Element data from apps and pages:
•••

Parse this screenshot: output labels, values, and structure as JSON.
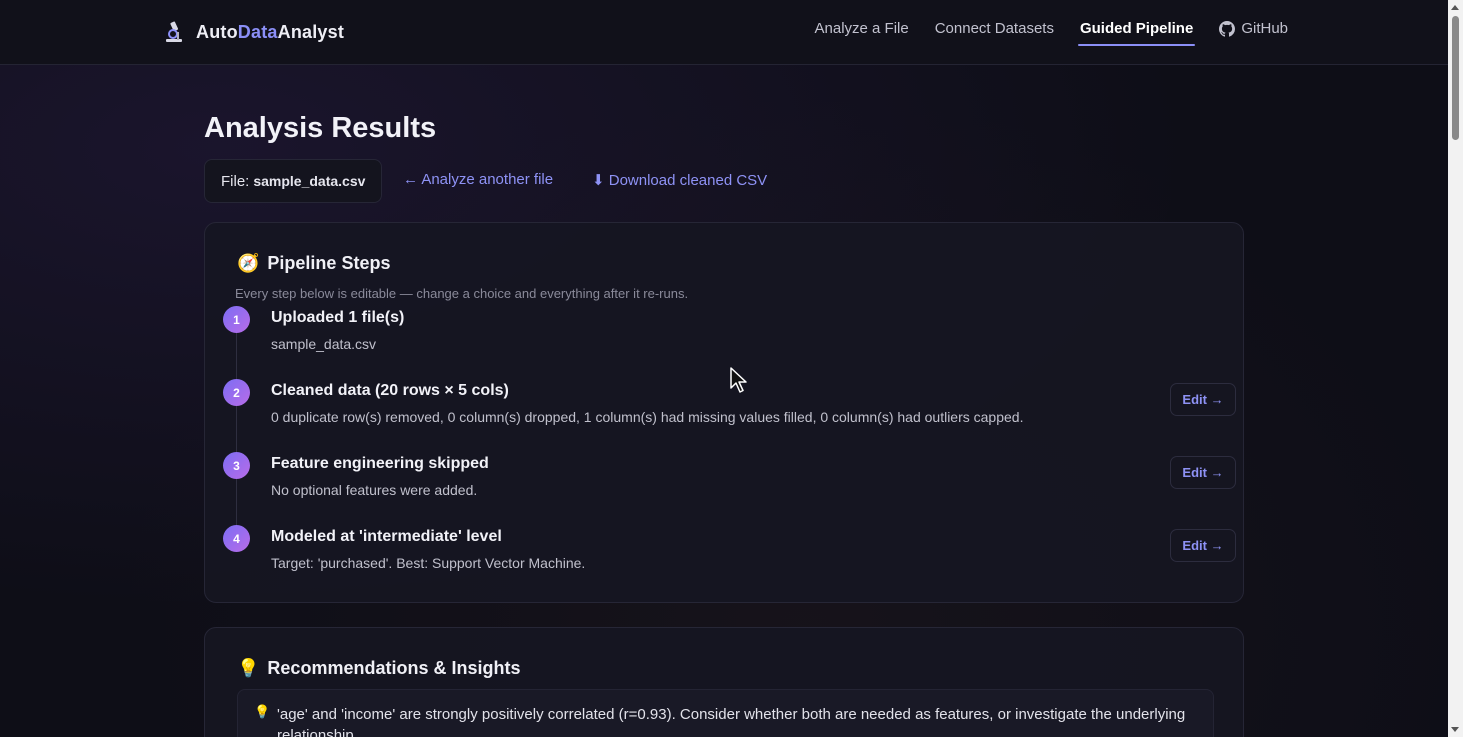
{
  "nav": {
    "brand_prefix": "Auto",
    "brand_accent": "Data",
    "brand_suffix": "Analyst",
    "brand_icon": "microscope-icon",
    "links": [
      "Analyze a File",
      "Connect Datasets",
      "Guided Pipeline",
      "GitHub"
    ],
    "active": "Guided Pipeline"
  },
  "page": {
    "title": "Analysis Results",
    "file_label": "File:",
    "file_name": "sample_data.csv",
    "analyze_another": "← Analyze another file",
    "download": "⬇ Download cleaned CSV"
  },
  "pipeline": {
    "icon": "compass-icon",
    "title": "Pipeline Steps",
    "subtitle": "Every step below is editable — change a choice and everything after it re-runs.",
    "steps": [
      {
        "num": "1",
        "title": "Uploaded 1 file(s)",
        "desc": "sample_data.csv",
        "edit": ""
      },
      {
        "num": "2",
        "title": "Cleaned data (20 rows × 5 cols)",
        "desc": "0 duplicate row(s) removed, 0 column(s) dropped, 1 column(s) had missing values filled, 0 column(s) had outliers capped.",
        "edit": "Edit →"
      },
      {
        "num": "3",
        "title": "Feature engineering skipped",
        "desc": "No optional features were added.",
        "edit": "Edit →"
      },
      {
        "num": "4",
        "title": "Modeled at 'intermediate' level",
        "desc": "Target: 'purchased'. Best: Support Vector Machine.",
        "edit": "Edit →"
      }
    ]
  },
  "insights": {
    "icon": "lightbulb-icon",
    "title": "Recommendations & Insights",
    "items": [
      {
        "text": "'age' and 'income' are strongly positively correlated (r=0.93). Consider whether both are needed as features, or investigate the underlying relationship."
      }
    ]
  },
  "colors": {
    "accent": "#8b8ff7",
    "step_gradient_start": "#7c6df4",
    "step_gradient_end": "#b86ce8"
  }
}
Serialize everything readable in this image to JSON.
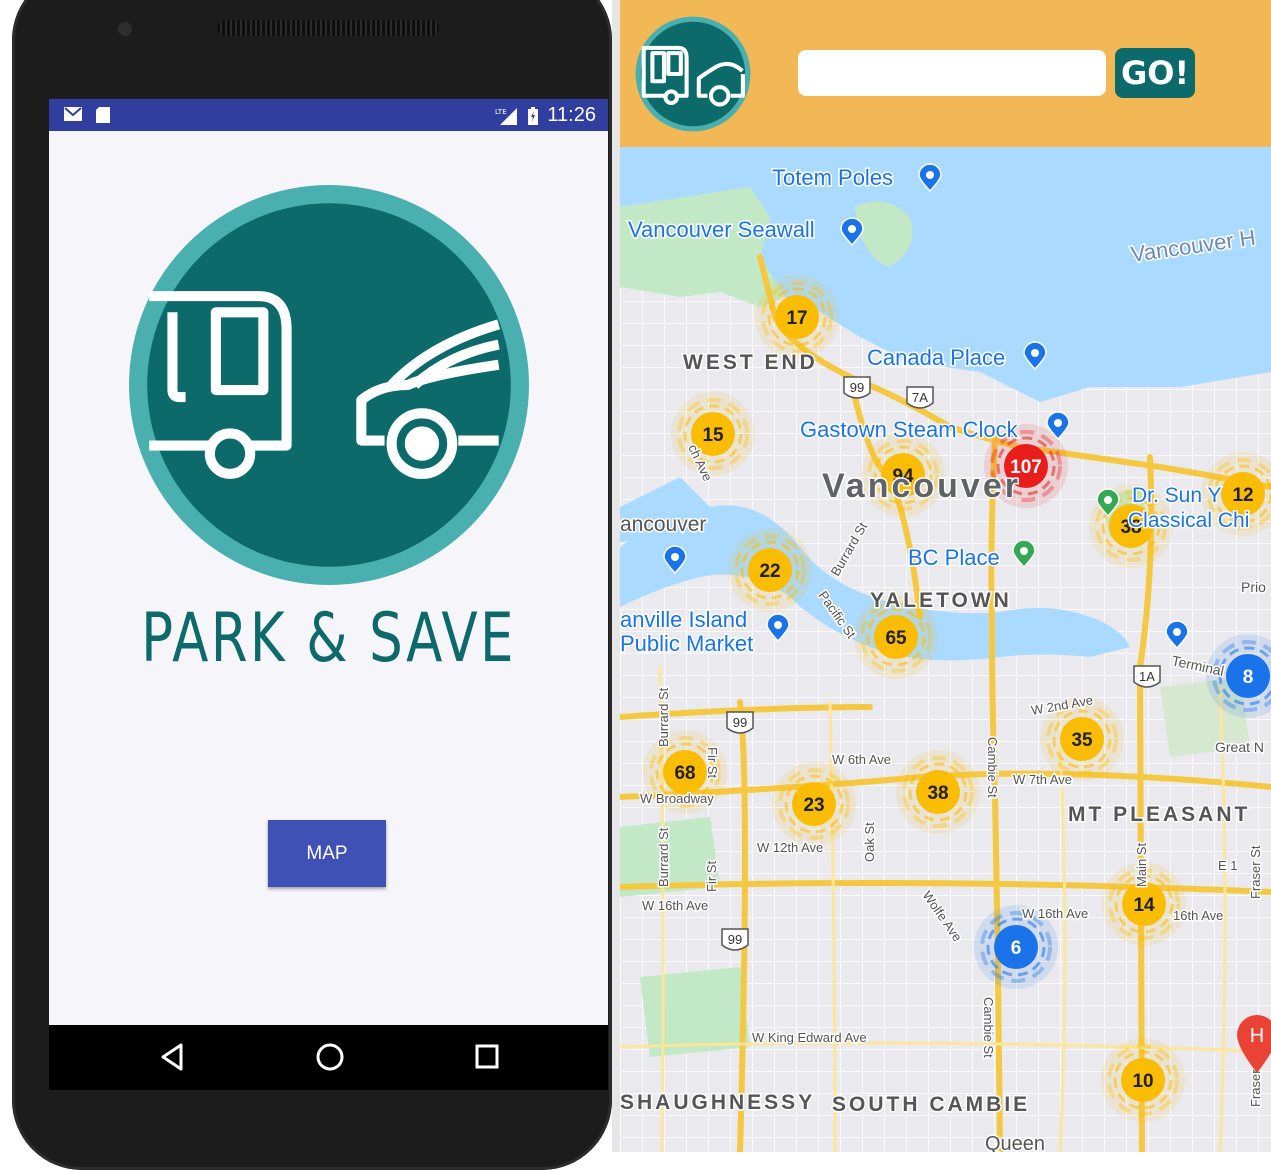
{
  "phone": {
    "status_bar": {
      "network": "LTE",
      "time": "11:26"
    },
    "app_title": "PARK & SAVE",
    "map_button_label": "MAP",
    "nav": [
      "back-icon",
      "home-icon",
      "recents-icon"
    ]
  },
  "app": {
    "search_placeholder": "",
    "go_label": "GO!",
    "map": {
      "labels": [
        {
          "text": "Totem Poles"
        },
        {
          "text": "Vancouver Seawall"
        },
        {
          "text": "Vancouver H"
        },
        {
          "text": "WEST END"
        },
        {
          "text": "Canada Place"
        },
        {
          "text": "Gastown Steam Clock"
        },
        {
          "text": "Vancouver"
        },
        {
          "text": "Dr. Sun Y"
        },
        {
          "text": "Classical Chi"
        },
        {
          "text": "ancouver"
        },
        {
          "text": "BC Place"
        },
        {
          "text": "YALETOWN"
        },
        {
          "text": "anville Island"
        },
        {
          "text": "Public Market"
        },
        {
          "text": "MT PLEASANT"
        },
        {
          "text": "SHAUGHNESSY"
        },
        {
          "text": "SOUTH CAMBIE"
        },
        {
          "text": "Queen"
        },
        {
          "text": "Prio"
        },
        {
          "text": "Terminal"
        },
        {
          "text": "Great N"
        }
      ],
      "streets": [
        {
          "text": "W 2nd Ave"
        },
        {
          "text": "W 6th Ave"
        },
        {
          "text": "W 7th Ave"
        },
        {
          "text": "W Broadway"
        },
        {
          "text": "W 12th Ave"
        },
        {
          "text": "W 16th Ave"
        },
        {
          "text": "W 16th Ave"
        },
        {
          "text": "16th Ave"
        },
        {
          "text": "W King Edward Ave"
        },
        {
          "text": "Burrard St"
        },
        {
          "text": "Burrard St"
        },
        {
          "text": "Burrard St"
        },
        {
          "text": "Pacific St"
        },
        {
          "text": "Cambie St"
        },
        {
          "text": "Cambie St"
        },
        {
          "text": "Oak St"
        },
        {
          "text": "Fir St"
        },
        {
          "text": "Fir St"
        },
        {
          "text": "Main St"
        },
        {
          "text": "Wolfe Ave"
        },
        {
          "text": "Fraser St"
        },
        {
          "text": "Fraser"
        },
        {
          "text": "E 1"
        },
        {
          "text": "ch Ave"
        }
      ],
      "highways": [
        "99",
        "7A",
        "99",
        "1A",
        "99"
      ],
      "clusters": [
        {
          "count": "17",
          "color": "#fbbc04"
        },
        {
          "count": "15",
          "color": "#fbbc04"
        },
        {
          "count": "94",
          "color": "#fbbc04"
        },
        {
          "count": "107",
          "color": "#ea1d1d"
        },
        {
          "count": "12",
          "color": "#fbbc04"
        },
        {
          "count": "38",
          "color": "#fbbc04"
        },
        {
          "count": "22",
          "color": "#fbbc04"
        },
        {
          "count": "65",
          "color": "#fbbc04"
        },
        {
          "count": "8",
          "color": "#1a73e8"
        },
        {
          "count": "35",
          "color": "#fbbc04"
        },
        {
          "count": "68",
          "color": "#fbbc04"
        },
        {
          "count": "23",
          "color": "#fbbc04"
        },
        {
          "count": "38",
          "color": "#fbbc04"
        },
        {
          "count": "14",
          "color": "#fbbc04"
        },
        {
          "count": "6",
          "color": "#1a73e8"
        },
        {
          "count": "10",
          "color": "#fbbc04"
        }
      ],
      "marker_letter": "H",
      "poi_icons": [
        "camera-icon",
        "camera-icon",
        "camera-icon",
        "camera-icon",
        "tree-icon",
        "shopping-icon",
        "government-icon",
        "train-icon",
        "stadium-icon"
      ]
    }
  },
  "colors": {
    "teal": "#0d6a6a",
    "teal_ring": "#4aafaf",
    "header": "#f2b856",
    "android_blue": "#303f9f",
    "button": "#3f51b5"
  }
}
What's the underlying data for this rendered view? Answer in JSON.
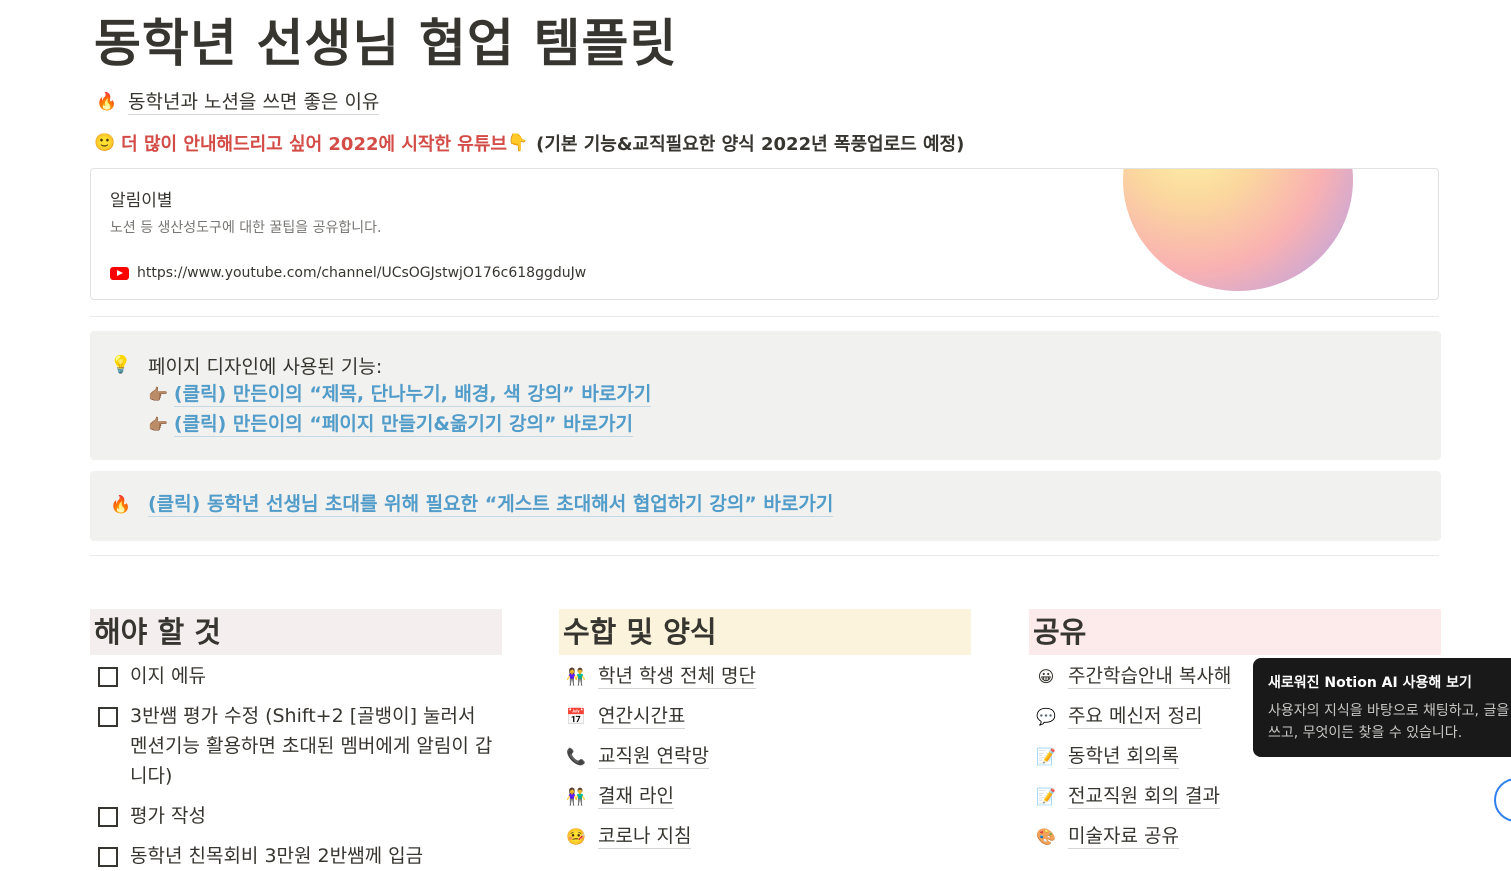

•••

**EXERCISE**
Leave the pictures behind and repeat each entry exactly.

**RESPONSE BOX**
Parse this screenshot: output labels, values, and structure as JSON.
{
  "nav": {
    "brand_prefix": "Auto",
    "brand_accent": "Data",
    "brand_suffix": "Analyst",
    "brand_icon": "microscope-icon",
    "links": [
      "Analyze a File",
      "Connect Datasets",
      "Guided Pipeline",
      "GitHub"
    ],
    "active": "Guided Pipeline"
  },
  "page": {
    "title": "Analysis Results",
    "file_label": "File:",
    "file_name": "sample_data.csv",
    "analyze_another": "← Analyze another file",
    "download": "⬇ Download cleaned CSV"
  },
  "pipeline": {
    "icon": "compass-icon",
    "title": "Pipeline Steps",
    "subtitle": "Every step below is editable — change a choice and everything after it re-runs.",
    "steps": [
      {
        "num": "1",
        "title": "Uploaded 1 file(s)",
        "desc": "sample_data.csv",
        "edit": ""
      },
      {
        "num": "2",
        "title": "Cleaned data (20 rows × 5 cols)",
        "desc": "0 duplicate row(s) removed, 0 column(s) dropped, 1 column(s) had missing values filled, 0 column(s) had outliers capped.",
        "edit": "Edit →"
      },
      {
        "num": "3",
        "title": "Feature engineering skipped",
        "desc": "No optional features were added.",
        "edit": "Edit →"
      },
      {
        "num": "4",
        "title": "Modeled at 'intermediate' level",
        "desc": "Target: 'purchased'. Best: Support Vector Machine.",
        "edit": "Edit →"
      }
    ]
  },
  "insights": {
    "icon": "lightbulb-icon",
    "title": "Recommendations & Insights",
    "items": [
      {
        "text": "'age' and 'income' are strongly positively correlated (r=0.93). Consider whether both are needed as features, or investigate the underlying relationship."
      }
    ]
  },
  "colors": {
    "accent": "#8b8ff7",
    "step_gradient_start": "#7c6df4",
    "step_gradient_end": "#b86ce8"
  }
}
Serialize everything readable in this image to JSON.
{
  "phone": {
    "status_bar": {
      "network": "LTE",
      "time": "11:26"
    },
    "app_title": "PARK & SAVE",
    "map_button_label": "MAP",
    "nav": [
      "back-icon",
      "home-icon",
      "recents-icon"
    ]
  },
  "app": {
    "search_placeholder": "",
    "go_label": "GO!",
    "map": {
      "labels": [
        {
          "text": "Totem Poles"
        },
        {
          "text": "Vancouver Seawall"
        },
        {
          "text": "Vancouver H"
        },
        {
          "text": "WEST END"
        },
        {
          "text": "Canada Place"
        },
        {
          "text": "Gastown Steam Clock"
        },
        {
          "text": "Vancouver"
        },
        {
          "text": "Dr. Sun Y"
        },
        {
          "text": "Classical Chi"
        },
        {
          "text": "ancouver"
        },
        {
          "text": "BC Place"
        },
        {
          "text": "YALETOWN"
        },
        {
          "text": "anville Island"
        },
        {
          "text": "Public Market"
        },
        {
          "text": "MT PLEASANT"
        },
        {
          "text": "SHAUGHNESSY"
        },
        {
          "text": "SOUTH CAMBIE"
        },
        {
          "text": "Queen"
        },
        {
          "text": "Prio"
        },
        {
          "text": "Terminal"
        },
        {
          "text": "Great N"
        }
      ],
      "streets": [
        {
          "text": "W 2nd Ave"
        },
        {
          "text": "W 6th Ave"
        },
        {
          "text": "W 7th Ave"
        },
        {
          "text": "W Broadway"
        },
        {
          "text": "W 12th Ave"
        },
        {
          "text": "W 16th Ave"
        },
        {
          "text": "W 16th Ave"
        },
        {
          "text": "16th Ave"
        },
        {
          "text": "W King Edward Ave"
        },
        {
          "text": "Burrard St"
        },
        {
          "text": "Burrard St"
        },
        {
          "text": "Burrard St"
        },
        {
          "text": "Pacific St"
        },
        {
          "text": "Cambie St"
        },
        {
          "text": "Cambie St"
        },
        {
          "text": "Oak St"
        },
        {
          "text": "Fir St"
        },
        {
          "text": "Fir St"
        },
        {
          "text": "Main St"
        },
        {
          "text": "Wolfe Ave"
        },
        {
          "text": "Fraser St"
        },
        {
          "text": "Fraser"
        },
        {
          "text": "E 1"
        },
        {
          "text": "ch Ave"
        }
      ],
      "highways": [
        "99",
        "7A",
        "99",
        "1A",
        "99"
      ],
      "clusters": [
        {
          "count": "17",
          "color": "#fbbc04"
        },
        {
          "count": "15",
          "color": "#fbbc04"
        },
        {
          "count": "94",
          "color": "#fbbc04"
        },
        {
          "count": "107",
          "color": "#ea1d1d"
        },
        {
          "count": "12",
          "color": "#fbbc04"
        },
        {
          "count": "38",
          "color": "#fbbc04"
        },
        {
          "count": "22",
          "color": "#fbbc04"
        },
        {
          "count": "65",
          "color": "#fbbc04"
        },
        {
          "count": "8",
          "color": "#1a73e8"
        },
        {
          "count": "35",
          "color": "#fbbc04"
        },
        {
          "count": "68",
          "color": "#fbbc04"
        },
        {
          "count": "23",
          "color": "#fbbc04"
        },
        {
          "count": "38",
          "color": "#fbbc04"
        },
        {
          "count": "14",
          "color": "#fbbc04"
        },
        {
          "count": "6",
          "color": "#1a73e8"
        },
        {
          "count": "10",
          "color": "#fbbc04"
        }
      ],
      "marker_letter": "H",
      "poi_icons": [
        "camera-icon",
        "camera-icon",
        "camera-icon",
        "camera-icon",
        "tree-icon",
        "shopping-icon",
        "government-icon",
        "train-icon",
        "stadium-icon"
      ]
    }
  },
  "colors": {
    "teal": "#0d6a6a",
    "teal_ring": "#4aafaf",
    "header": "#f2b856",
    "android_blue": "#303f9f",
    "button": "#3f51b5"
  }
}
What's the underlying data for this rendered view? Answer in JSON.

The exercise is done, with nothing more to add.